“The most important investments we can make are those that support kids’ health and education,” said Brian Weaver, Chief Program Officer at the Alliance for a Healthier Generation. “We applaud these 461 award-winning schools for finding creative ways to keep all kids active, eating healthy and engaged in learning while setting them on a path to lifelong health.”
America’s Healthiest Schools are all participants in Healthier Generation’s landmark Healthy Schools Program—one of the nation’s largest school-based childhood obesity prevention initiatives—which has worked with more than 42,000 schools serving over 25 million students since 2006.
“America’s Healthiest Schools all recognize that when we prioritize children’s health, we increase their chances of excelling in school and beyond,” said Monica Hobbs Vinluan, Senior Program Officer at the Robert Wood Johnson Foundation, which has supported the Healthy Schools Program since its inception.
“Every child—particularly those from low-income families or struggling communities—deserves to attend a school that is committed to both their overall health and academic success. That commitment will help all kids reach their full potential.”
Healthier Generation’s work with award-winning schools is supported by the Robert Wood Johnson Foundation, The JPB Foundation, Kaiser Permanente, Target Enterprise, Inc., Saint Luke’s Foundation of Cleveland, Ohio, Mt. Sinai Health Care Foundation and the Missouri Foundation for Health.

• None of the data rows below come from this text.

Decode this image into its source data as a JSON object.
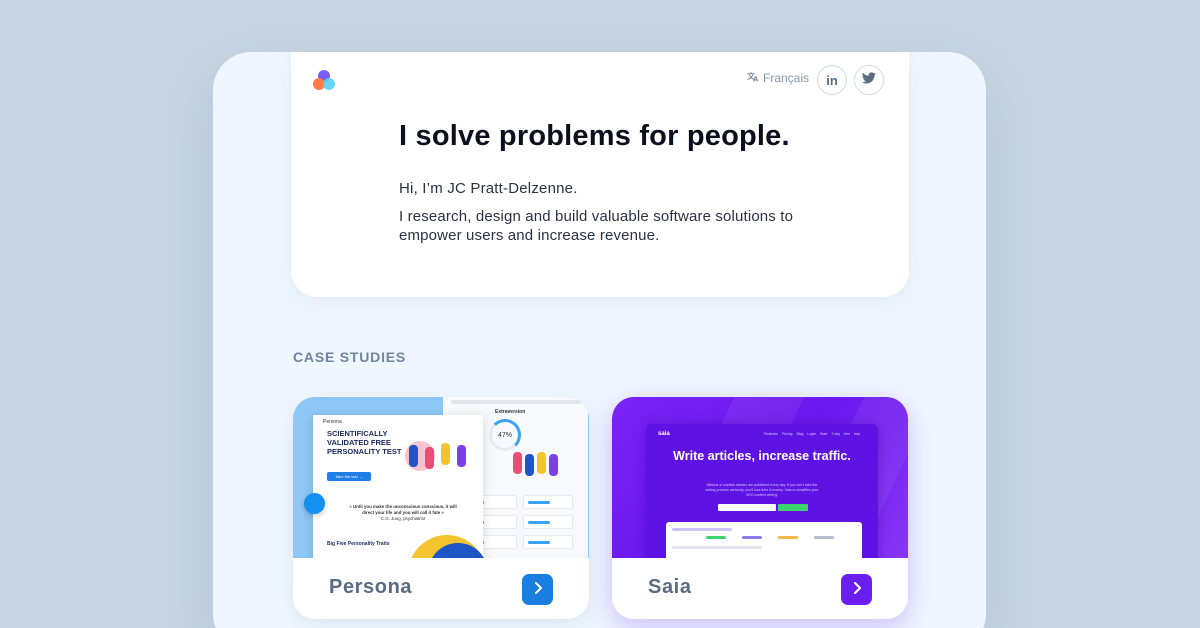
{
  "header": {
    "language_label": "Français",
    "social": {
      "linkedin_label": "in"
    }
  },
  "hero": {
    "title": "I solve problems for people.",
    "intro": "Hi, I’m JC Pratt-Delzenne.",
    "description": "I research, design and build valuable software solutions to empower users and increase revenue."
  },
  "case_studies": {
    "section_label": "CASE STUDIES",
    "cards": [
      {
        "title": "Persona",
        "accent": "#1a7de0",
        "thumbnail": {
          "brand": "Persona",
          "headline": "SCIENTIFICALLY VALIDATED FREE PERSONALITY TEST",
          "cta": "Take the test →",
          "quote": "« Until you make the unconscious conscious, it will direct your life and you will call it fate »",
          "quote_author": "C.G. Jung, psychiatrist",
          "section": "Big Five Personality Traits",
          "gauge_title": "Extraversion",
          "gauge_value": "47%"
        }
      },
      {
        "title": "Saia",
        "accent": "#6a1ff0",
        "thumbnail": {
          "brand": "saia",
          "nav": "Features Pricing Blog Login Start 7-day free trial",
          "headline": "Write articles, increase traffic.",
          "text": "Millions of useless articles are published every day. If you don't take the writing process seriously, you'll lose time & money. Saia.io simplifies your SEO content writing."
        }
      }
    ]
  },
  "colors": {
    "page_bg": "#c8d6e3",
    "device_bg": "#eff6fd",
    "title_text": "#0c0f1c",
    "section_label": "#6f84a0"
  },
  "icons": [
    "logo-icon",
    "translate-icon",
    "linkedin-icon",
    "twitter-icon",
    "chevron-right-icon"
  ]
}
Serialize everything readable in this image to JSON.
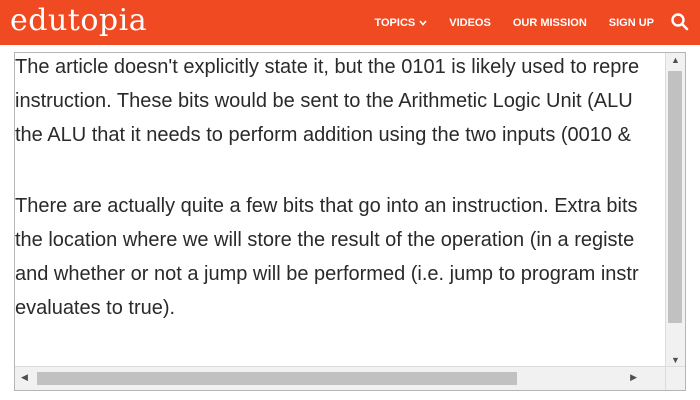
{
  "brand": {
    "logo_text": "edutopia",
    "color": "#f04a23"
  },
  "nav": {
    "items": [
      {
        "label": "TOPICS",
        "has_dropdown": true
      },
      {
        "label": "VIDEOS"
      },
      {
        "label": "OUR MISSION"
      },
      {
        "label": "SIGN UP"
      }
    ],
    "search_icon": "search-icon"
  },
  "content": {
    "paragraphs": [
      {
        "lines": [
          "The article doesn't explicitly state it, but the 0101 is likely used to repre",
          "instruction. These bits would be sent to the Arithmetic Logic Unit (ALU",
          "the ALU that it needs to perform addition using the two inputs (0010 &"
        ]
      },
      {
        "lines": [
          "There are actually quite a few bits that go into an instruction. Extra bits",
          "the location where we will store the result of the operation (in a registe",
          "and whether or not a jump will be performed (i.e. jump to program instr",
          "evaluates to true)."
        ]
      }
    ]
  }
}
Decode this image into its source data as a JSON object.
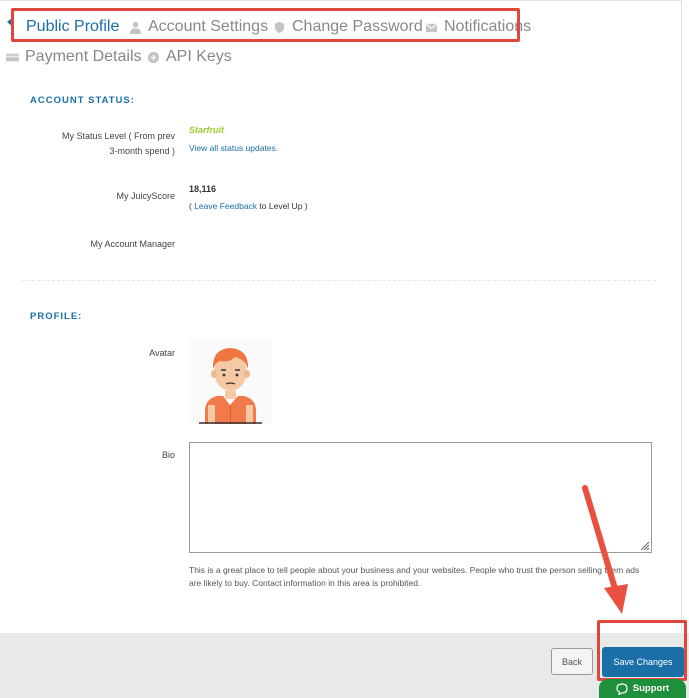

The America’s Healthiest Schools campaign, an annual celebration of the award-winning schools, is sponsored in part by Novo Nordisk.